In the patent application, Amazon describes how the UAVs will be useful to both law enforcement and suspects in a variety of ways. For example, the UAVs will be perched on the shoulders of police officers until commanded to fly to a suspect and scan the situation to determine if the officer can safely approach. The patent application lists other various ways the UAVs could be used like recording incidents from different angles, locating and retrieving items, and following suspects on the run.

Although this is a U.S. application, the lessons from looking at the intended purposes of the UAVs are fruitful for people seeking to register a patent in Australia. IP Australia states that, to gain a standard patent, the invention must be able to be made or used in an industry. Amazon's UAVs are clearly very targeted at the law enforcement industry, which explains why the application features a diagram of a police officer using the UAV:
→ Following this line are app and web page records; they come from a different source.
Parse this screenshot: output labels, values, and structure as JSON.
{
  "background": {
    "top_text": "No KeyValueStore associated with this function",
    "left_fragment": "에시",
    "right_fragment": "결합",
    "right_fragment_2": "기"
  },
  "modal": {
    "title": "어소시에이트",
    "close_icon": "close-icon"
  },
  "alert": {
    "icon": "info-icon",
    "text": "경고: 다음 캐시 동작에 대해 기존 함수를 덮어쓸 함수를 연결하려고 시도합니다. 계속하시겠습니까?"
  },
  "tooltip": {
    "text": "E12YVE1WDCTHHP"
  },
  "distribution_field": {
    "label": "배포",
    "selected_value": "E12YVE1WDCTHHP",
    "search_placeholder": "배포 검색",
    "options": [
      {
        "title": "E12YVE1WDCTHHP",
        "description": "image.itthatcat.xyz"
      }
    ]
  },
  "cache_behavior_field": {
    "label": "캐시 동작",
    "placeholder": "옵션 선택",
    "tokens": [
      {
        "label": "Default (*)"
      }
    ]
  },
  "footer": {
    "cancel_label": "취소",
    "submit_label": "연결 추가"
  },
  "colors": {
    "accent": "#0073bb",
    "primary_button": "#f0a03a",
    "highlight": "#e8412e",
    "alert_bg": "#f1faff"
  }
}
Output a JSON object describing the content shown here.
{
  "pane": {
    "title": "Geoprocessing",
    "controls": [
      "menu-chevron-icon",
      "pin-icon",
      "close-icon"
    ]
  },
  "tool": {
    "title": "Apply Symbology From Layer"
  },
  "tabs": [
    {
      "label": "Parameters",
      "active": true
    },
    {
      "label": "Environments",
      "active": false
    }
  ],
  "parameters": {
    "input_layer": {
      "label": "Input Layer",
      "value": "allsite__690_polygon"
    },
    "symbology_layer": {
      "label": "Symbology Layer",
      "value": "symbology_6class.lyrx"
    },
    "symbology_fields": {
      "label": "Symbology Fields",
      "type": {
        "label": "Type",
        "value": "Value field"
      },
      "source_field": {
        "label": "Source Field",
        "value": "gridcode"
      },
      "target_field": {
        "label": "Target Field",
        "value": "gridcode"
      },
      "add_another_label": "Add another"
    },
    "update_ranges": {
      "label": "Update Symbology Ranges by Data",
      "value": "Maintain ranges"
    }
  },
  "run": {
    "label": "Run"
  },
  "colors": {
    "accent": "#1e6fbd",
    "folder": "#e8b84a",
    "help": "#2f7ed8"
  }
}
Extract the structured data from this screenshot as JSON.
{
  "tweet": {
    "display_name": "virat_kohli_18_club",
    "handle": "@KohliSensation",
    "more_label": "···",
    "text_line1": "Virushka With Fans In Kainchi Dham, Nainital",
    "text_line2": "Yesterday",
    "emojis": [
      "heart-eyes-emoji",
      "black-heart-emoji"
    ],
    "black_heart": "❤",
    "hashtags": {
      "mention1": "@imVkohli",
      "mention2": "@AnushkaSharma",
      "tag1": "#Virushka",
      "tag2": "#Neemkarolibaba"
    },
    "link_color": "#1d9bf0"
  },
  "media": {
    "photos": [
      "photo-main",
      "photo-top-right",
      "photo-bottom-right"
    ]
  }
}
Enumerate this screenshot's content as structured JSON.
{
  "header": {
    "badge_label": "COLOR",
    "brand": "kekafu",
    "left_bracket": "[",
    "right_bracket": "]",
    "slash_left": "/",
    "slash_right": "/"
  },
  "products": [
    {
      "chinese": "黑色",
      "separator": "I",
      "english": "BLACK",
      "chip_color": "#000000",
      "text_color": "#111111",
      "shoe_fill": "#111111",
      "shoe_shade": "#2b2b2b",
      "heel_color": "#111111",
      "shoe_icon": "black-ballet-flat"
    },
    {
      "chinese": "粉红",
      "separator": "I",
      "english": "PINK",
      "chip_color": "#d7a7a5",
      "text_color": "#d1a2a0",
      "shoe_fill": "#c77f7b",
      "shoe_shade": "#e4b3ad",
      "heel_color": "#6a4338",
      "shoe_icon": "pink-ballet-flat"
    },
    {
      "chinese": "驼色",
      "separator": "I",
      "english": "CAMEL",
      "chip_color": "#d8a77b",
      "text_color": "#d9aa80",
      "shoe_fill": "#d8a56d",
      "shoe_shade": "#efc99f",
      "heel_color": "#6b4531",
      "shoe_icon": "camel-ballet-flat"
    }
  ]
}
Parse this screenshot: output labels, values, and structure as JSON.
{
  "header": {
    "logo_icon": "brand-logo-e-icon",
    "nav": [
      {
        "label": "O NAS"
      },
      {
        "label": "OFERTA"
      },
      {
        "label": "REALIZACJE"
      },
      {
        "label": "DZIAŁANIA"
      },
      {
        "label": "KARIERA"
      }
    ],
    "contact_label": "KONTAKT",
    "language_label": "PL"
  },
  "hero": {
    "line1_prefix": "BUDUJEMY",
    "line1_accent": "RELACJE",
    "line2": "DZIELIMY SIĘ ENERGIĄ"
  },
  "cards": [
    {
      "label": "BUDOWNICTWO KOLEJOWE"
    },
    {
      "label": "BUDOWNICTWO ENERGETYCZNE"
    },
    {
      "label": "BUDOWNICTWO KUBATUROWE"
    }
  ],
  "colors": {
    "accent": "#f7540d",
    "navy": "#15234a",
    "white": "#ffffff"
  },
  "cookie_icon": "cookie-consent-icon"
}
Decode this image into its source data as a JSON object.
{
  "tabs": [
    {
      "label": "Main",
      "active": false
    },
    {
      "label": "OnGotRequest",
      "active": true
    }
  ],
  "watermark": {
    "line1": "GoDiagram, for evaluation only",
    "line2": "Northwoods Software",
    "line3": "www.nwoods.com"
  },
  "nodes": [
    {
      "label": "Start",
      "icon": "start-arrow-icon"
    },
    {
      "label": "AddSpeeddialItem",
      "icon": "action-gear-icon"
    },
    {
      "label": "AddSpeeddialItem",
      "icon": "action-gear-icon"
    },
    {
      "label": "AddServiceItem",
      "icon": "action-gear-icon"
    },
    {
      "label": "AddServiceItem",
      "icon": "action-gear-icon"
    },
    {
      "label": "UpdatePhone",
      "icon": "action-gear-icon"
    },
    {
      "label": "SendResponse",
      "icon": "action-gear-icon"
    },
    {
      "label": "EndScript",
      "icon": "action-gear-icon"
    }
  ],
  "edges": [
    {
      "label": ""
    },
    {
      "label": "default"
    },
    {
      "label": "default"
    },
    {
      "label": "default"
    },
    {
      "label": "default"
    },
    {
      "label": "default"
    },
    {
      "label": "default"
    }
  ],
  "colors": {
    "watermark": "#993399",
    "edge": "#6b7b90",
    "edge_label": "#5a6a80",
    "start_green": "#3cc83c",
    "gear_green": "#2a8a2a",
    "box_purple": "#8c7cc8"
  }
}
Innovative for general public, too

Think outside the box for how your patent could be used.

Take note that Amazon's application makes it clear that these drones are not just made to be used by law enforcement. In the application, the company states that device could be used for more positive activities like recording cool stunts from many different angles, while being less restrictive than fixed cameras. Therefore, the application implies that the drone will be marketed to consumers of video production, too. 

It's possible other applications of this technology will be thought up once the product is actually made. Amazon's patent serves as a reminder to innovators everywhere to always think outside the box for how your patent could be used. Alder IP can help you with your patent application. Your innovation could be used for numerous purposes, or even prove to be revolutionary for a particular industry like Amazon's drones are.